SAN DIEGO - A cruise ship on which more than 100 people have been stricken with stomach flu-like symptoms has steamed out of San Diego Bay, with 11 passengers getting off the ship early.
The Crown Princess departed Los Angeles on Saturday for a tour of the California coastline. Since then, 104 passengers and 25 crew members have fallen ill with what's believed to be the Norovirus, Princess Cruises company spokeswoman Karen Candy said in a statement.
Nororvirus is highly contagious and presents symptoms similar to a stomach flu or food poisoning.
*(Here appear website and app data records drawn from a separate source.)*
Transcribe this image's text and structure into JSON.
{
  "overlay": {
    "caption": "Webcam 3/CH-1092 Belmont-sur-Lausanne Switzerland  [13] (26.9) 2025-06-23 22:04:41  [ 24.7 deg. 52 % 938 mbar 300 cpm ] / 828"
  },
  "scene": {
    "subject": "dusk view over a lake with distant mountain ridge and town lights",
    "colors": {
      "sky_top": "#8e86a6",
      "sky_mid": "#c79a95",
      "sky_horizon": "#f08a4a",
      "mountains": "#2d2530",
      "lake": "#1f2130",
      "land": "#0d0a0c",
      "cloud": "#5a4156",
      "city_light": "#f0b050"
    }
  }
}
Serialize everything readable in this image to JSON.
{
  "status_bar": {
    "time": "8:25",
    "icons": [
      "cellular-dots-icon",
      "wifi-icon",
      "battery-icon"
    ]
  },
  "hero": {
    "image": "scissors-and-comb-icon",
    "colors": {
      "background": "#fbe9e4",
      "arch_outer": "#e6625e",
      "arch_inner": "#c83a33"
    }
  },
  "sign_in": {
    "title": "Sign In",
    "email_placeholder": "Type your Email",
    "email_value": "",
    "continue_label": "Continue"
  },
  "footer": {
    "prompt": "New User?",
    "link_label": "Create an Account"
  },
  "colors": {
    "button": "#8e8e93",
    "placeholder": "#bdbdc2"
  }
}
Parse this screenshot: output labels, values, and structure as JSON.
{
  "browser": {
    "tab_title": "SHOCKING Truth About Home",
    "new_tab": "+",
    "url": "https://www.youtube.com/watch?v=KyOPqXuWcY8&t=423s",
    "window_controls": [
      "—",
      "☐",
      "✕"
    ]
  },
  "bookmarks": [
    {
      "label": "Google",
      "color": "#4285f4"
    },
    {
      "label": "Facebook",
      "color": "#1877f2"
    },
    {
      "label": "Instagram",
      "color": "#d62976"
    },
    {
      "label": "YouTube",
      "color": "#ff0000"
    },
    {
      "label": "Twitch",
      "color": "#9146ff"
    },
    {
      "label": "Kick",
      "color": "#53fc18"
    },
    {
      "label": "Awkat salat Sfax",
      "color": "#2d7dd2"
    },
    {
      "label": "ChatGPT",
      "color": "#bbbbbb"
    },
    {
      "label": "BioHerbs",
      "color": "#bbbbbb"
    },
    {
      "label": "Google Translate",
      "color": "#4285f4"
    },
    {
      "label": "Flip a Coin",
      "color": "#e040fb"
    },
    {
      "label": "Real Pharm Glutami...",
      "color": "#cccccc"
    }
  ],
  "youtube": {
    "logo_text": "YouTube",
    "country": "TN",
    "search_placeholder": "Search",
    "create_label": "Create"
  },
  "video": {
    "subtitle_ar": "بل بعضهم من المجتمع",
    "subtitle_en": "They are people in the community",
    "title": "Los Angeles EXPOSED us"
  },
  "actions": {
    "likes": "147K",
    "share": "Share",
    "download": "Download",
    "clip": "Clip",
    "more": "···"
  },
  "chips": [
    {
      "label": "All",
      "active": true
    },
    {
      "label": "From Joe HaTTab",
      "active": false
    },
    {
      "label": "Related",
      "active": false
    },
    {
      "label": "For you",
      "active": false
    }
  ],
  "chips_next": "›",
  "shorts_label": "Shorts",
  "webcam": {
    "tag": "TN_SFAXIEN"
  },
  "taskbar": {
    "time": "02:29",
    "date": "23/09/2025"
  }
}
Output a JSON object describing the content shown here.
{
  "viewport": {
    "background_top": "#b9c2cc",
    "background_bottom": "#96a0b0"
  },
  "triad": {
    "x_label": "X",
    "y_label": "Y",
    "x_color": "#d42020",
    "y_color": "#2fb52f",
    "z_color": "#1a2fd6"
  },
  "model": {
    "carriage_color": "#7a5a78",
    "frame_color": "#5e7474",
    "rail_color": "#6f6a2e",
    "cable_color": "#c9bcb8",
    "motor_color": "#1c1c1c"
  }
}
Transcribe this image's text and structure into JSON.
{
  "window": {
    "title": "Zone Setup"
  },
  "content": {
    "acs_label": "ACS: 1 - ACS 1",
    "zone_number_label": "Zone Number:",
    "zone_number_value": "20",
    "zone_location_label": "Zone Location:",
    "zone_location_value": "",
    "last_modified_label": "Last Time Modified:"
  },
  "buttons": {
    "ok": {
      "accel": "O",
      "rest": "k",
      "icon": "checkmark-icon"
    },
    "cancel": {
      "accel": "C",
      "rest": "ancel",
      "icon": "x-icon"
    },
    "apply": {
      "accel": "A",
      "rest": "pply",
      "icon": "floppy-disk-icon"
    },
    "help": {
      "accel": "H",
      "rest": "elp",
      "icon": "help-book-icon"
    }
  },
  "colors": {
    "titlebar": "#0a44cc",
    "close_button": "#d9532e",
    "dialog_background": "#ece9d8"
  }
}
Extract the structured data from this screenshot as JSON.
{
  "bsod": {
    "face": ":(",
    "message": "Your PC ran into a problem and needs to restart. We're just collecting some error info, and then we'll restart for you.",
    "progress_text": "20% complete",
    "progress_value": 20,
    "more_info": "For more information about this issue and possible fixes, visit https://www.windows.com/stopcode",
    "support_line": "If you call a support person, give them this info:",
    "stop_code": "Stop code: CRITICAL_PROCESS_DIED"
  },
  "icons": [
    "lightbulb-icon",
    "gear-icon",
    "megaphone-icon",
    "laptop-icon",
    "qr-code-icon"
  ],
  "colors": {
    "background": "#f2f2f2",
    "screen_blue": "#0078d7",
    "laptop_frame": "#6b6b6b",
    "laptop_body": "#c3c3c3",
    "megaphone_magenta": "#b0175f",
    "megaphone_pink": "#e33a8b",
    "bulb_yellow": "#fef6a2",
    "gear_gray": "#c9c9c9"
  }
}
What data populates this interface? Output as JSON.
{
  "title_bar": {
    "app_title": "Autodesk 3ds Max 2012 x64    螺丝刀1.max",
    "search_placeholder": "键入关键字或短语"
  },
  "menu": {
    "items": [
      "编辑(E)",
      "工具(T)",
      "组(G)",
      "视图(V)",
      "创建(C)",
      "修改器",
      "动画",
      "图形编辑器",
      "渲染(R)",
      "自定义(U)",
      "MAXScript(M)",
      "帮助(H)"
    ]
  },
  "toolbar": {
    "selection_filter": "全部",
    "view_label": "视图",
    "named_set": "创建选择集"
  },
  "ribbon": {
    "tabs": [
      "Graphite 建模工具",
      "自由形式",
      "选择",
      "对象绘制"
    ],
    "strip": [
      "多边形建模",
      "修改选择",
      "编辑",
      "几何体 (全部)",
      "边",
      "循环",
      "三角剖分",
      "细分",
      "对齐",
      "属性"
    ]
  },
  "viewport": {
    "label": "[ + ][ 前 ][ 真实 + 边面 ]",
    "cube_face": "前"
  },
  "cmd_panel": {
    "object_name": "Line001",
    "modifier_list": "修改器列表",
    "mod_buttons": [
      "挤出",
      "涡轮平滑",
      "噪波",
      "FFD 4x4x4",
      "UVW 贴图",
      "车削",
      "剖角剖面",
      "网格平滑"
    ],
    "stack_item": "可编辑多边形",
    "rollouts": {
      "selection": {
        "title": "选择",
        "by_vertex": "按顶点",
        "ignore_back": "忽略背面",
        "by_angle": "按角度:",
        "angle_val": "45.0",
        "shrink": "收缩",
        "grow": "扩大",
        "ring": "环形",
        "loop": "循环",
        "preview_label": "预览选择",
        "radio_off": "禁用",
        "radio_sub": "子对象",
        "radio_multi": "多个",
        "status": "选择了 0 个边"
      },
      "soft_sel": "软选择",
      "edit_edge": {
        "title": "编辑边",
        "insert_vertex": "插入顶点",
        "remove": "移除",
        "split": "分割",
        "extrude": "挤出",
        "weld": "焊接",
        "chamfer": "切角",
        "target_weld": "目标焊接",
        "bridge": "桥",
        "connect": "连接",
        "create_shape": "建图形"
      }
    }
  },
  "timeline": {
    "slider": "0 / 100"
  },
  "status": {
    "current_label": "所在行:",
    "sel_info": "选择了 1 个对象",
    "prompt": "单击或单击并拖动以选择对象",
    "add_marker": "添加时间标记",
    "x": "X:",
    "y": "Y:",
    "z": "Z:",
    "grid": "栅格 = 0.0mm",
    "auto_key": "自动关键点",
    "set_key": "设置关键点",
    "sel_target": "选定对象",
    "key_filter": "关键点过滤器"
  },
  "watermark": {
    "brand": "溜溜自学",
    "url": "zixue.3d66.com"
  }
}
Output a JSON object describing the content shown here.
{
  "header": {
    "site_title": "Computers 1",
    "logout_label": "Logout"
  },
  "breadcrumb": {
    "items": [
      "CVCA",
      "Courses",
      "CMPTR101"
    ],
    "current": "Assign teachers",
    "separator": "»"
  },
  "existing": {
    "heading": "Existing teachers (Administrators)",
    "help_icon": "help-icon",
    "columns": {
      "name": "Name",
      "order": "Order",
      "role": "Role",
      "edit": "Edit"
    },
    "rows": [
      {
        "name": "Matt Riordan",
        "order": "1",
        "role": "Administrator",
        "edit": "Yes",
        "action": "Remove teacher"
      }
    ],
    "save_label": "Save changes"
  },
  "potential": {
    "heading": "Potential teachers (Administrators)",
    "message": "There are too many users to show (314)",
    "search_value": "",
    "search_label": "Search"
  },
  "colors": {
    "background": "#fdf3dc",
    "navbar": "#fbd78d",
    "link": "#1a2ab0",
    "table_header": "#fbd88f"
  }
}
The afflicted have been isolated in their cabins, Candy said.
By Thursday afternoon, constant cleaning and other measures led to an improvement for many of those stricken. Fifteen were still reported to be suffering symptoms and most of those confined to their cabins were given the all-clear.
San Diego was a pre-scheduled stop on the cruise's schedule, which also included a stop in Santa Barbara on Wednesday. It is scheduled to return to Los Angeles on Saturday.
10News spoke with several passengers about their ordeal.
Michael Zagorin of Olympia, Wash., said, "The crew handled it really great. They kept wiping stuff down all the time. They also said to wash your hands very frequently, which is the best thing to do."
Jean Jenkins of Simi Valley added, "The reality is when you have a confined audience, it's easily spread but with the steps the guest were taking and the cruise ship is taking; this has been well-managed."
David Sester of Palm Springs was one of 11 people who chose to abandon ship in San Diego. He told of a long wait for dinner and that it wasn't as well prepared as earlier meals.
"We had two more days, two more days to be on the ship; it wasn't worth it so we just felt we'd better get off now," said Sester.
Anyone leaving early was charged $300. Maritime law says a passenger can't board and disembark from different U.S. ports unless there is a stop in another country in between.
10News learned that fine will be paid by Princess Cruises.
Statement from Princess Cruises
Onboard the current sailing of Crown Princess, there has been an increase in the number of cases of gastrointestinal illness among passengers. We believe the cause to be the common virus called Norovirus which is extremely contagious and easily transmitted from person-to-person. The U.S. Centers for Disease Control and Prevention (CDC) reports widespread Norovirus activity throughout North America that has affected people in schools, hospitals, nursing homes, childcare centers, as well as cruise ships this season.
All individuals who are ill (currently 94 passengers and 23 crew members), have been isolated in their cabins until they are not contagious.
We have implemented enhanced sanitation procedures onboard Crown Princess to interrupt the person-to-person spread of this illness. Our sanitation program has been developed in coordination with the CDC and includes such measures as thorough disinfection of high-touch surfaces like railings, door handles and elevator buttons; encouraging passengers to use correct hand washing procedures and enhancing this with the use of hand sanitizing gels placed throughout the ship; isolating ill passengers in cabins until non-contagious; encouraging passengers to use their own cabin’s bathroom facilities; and providing regular verbal and written communication to passengers about steps they can take to stay well while onboard.
Crown Princess is currently sailing on a seven-day California Coast cruise roundtrip from Los Angeles that departed April 5.
Historic incidence rates of gastrointestinal illness aboard cruise ships are very low. According to the (CDC) the vast majority of outbreaks occur in land-based settings. Additional information can be found at CDC’s Facts About Noroviruses on Cruise Ships.
In 2013, there were 7 norovirus outbreaks industry wide reported to the CDC, involving a total of 1,238 passengers. To put that into perspective, approximately 21.3 million passengers sailed on Cruise Line International Association member cruise ships in 2013 so this figure represents approximately six one thousandths of one percent (.006%) of global passengers. Additionally, the CDC reports there are about 20 million norovirus cases in any typical year on land in the United States.